Task goal — This task calls for copying each line below that contains "Классификация".
--- Extracted information ---
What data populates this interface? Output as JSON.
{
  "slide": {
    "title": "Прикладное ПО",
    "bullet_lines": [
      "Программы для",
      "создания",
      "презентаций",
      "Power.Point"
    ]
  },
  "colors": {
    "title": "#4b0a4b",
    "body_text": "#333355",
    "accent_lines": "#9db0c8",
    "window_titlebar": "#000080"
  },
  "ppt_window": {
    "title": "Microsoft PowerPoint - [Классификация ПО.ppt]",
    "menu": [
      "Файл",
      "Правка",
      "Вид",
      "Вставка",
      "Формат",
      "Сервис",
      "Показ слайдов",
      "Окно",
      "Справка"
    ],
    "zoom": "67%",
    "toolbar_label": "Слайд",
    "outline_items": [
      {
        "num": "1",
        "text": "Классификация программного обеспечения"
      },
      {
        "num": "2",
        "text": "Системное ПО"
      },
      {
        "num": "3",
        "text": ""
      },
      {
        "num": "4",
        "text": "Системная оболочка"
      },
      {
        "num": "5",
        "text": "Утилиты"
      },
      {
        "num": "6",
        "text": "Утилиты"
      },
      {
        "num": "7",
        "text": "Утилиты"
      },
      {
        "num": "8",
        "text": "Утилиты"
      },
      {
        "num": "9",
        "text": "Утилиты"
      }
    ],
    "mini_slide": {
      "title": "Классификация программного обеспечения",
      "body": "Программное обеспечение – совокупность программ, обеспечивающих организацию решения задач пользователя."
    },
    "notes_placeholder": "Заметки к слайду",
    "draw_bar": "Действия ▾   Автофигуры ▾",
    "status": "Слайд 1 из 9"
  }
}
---
Solution —
    "title": "Microsoft PowerPoint - [Классификация ПО.ppt]",
        "text": "Классификация программного обеспечения"
      "title": "Классификация программного обеспечения",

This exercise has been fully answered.